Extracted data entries
>>>>>

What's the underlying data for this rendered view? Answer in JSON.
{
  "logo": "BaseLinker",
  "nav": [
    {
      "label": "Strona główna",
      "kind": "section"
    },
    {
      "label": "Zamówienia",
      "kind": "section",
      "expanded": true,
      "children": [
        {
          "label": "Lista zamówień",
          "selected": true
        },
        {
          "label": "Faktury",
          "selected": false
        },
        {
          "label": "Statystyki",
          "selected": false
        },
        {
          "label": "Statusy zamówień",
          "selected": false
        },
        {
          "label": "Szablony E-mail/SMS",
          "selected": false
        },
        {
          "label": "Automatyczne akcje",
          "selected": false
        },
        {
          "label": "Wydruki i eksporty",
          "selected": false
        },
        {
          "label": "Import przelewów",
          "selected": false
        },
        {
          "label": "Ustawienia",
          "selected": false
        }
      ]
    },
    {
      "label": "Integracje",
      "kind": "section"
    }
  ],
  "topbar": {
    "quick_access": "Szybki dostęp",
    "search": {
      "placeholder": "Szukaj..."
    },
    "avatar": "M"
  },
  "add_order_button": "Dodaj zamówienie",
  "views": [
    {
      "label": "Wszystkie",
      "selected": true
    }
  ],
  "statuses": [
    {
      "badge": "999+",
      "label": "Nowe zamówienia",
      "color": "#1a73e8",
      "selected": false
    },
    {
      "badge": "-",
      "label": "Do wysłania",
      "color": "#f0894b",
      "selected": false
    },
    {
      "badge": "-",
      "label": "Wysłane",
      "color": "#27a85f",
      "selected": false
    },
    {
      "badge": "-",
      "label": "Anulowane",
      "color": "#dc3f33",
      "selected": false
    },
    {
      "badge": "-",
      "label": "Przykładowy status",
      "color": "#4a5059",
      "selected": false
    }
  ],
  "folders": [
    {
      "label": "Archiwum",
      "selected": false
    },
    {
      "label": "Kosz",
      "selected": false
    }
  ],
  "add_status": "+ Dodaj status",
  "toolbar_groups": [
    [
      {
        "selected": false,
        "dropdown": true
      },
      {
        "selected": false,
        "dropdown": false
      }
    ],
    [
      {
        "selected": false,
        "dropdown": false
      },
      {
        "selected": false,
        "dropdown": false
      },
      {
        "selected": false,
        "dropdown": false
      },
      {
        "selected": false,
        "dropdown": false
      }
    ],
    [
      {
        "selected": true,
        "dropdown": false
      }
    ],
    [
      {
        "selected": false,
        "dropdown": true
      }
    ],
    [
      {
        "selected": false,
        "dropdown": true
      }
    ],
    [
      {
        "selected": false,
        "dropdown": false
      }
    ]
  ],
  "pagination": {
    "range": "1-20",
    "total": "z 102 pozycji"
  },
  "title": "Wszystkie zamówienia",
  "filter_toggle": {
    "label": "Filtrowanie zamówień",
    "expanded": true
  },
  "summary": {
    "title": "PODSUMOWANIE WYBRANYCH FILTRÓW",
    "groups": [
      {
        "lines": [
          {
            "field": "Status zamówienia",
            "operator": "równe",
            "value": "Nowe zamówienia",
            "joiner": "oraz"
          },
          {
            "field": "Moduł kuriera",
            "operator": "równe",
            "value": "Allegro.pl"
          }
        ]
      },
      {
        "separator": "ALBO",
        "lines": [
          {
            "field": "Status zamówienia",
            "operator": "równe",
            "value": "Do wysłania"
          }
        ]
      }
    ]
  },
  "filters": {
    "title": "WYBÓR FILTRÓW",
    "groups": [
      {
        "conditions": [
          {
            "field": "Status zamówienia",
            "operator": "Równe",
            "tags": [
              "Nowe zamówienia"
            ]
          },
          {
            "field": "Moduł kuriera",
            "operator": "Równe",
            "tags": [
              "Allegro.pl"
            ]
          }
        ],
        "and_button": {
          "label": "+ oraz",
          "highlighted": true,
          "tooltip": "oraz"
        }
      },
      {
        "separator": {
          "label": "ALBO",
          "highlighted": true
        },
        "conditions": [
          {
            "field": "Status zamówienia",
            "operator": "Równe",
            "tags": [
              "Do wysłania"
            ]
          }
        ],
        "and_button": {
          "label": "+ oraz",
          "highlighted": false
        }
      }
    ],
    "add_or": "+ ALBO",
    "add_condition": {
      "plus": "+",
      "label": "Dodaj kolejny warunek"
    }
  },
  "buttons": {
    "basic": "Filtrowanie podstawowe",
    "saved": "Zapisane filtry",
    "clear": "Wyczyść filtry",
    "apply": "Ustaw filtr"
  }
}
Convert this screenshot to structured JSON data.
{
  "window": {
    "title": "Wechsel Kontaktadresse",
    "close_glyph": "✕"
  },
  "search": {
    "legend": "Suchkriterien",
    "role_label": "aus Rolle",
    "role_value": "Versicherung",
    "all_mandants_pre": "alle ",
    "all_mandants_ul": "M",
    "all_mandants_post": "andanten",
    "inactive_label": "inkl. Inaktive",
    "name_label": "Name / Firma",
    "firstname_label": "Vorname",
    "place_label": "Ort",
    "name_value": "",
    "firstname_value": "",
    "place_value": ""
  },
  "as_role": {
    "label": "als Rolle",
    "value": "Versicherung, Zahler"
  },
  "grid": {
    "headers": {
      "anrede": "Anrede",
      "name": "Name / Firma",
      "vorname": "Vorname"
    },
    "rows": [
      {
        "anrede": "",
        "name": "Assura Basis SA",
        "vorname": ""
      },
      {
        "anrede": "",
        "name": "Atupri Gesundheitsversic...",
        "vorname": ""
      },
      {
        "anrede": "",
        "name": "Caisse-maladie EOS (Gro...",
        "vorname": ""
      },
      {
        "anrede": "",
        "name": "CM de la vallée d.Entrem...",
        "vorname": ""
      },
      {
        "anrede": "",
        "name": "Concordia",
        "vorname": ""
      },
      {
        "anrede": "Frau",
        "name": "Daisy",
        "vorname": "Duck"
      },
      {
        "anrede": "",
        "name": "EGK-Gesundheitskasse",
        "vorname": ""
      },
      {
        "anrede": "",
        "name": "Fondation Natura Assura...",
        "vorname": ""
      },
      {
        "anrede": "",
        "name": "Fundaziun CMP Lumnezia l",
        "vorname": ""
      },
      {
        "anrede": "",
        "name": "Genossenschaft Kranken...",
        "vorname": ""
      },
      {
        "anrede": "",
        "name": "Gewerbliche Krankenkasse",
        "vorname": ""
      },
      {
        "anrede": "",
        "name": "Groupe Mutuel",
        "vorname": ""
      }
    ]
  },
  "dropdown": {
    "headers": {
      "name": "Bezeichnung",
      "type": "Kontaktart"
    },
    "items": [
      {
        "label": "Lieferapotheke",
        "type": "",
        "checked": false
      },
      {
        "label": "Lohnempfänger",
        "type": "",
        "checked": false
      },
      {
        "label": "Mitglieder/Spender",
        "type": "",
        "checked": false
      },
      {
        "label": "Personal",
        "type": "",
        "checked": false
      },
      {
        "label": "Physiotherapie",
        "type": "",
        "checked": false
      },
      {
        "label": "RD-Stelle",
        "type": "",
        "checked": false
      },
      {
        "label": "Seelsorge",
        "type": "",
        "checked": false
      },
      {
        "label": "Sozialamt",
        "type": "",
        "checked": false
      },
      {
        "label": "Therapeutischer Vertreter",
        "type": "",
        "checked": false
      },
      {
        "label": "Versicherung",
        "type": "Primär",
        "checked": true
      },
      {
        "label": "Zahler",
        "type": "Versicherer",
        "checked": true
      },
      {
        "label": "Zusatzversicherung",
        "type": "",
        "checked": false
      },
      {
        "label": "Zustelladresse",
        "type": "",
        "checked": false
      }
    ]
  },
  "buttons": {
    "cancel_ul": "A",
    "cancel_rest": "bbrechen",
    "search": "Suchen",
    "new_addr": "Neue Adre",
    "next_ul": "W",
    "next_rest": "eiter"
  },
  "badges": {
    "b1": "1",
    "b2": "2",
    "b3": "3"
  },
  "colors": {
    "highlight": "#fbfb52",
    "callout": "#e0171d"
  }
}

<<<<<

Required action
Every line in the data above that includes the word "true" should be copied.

Response area
      "expanded": true,
          "selected": true
      "selected": true
        "dropdown": true
        "selected": true,
        "dropdown": true
        "dropdown": true
    "expanded": true
          "highlighted": true,
          "highlighted": true
        "checked": true
        "checked": true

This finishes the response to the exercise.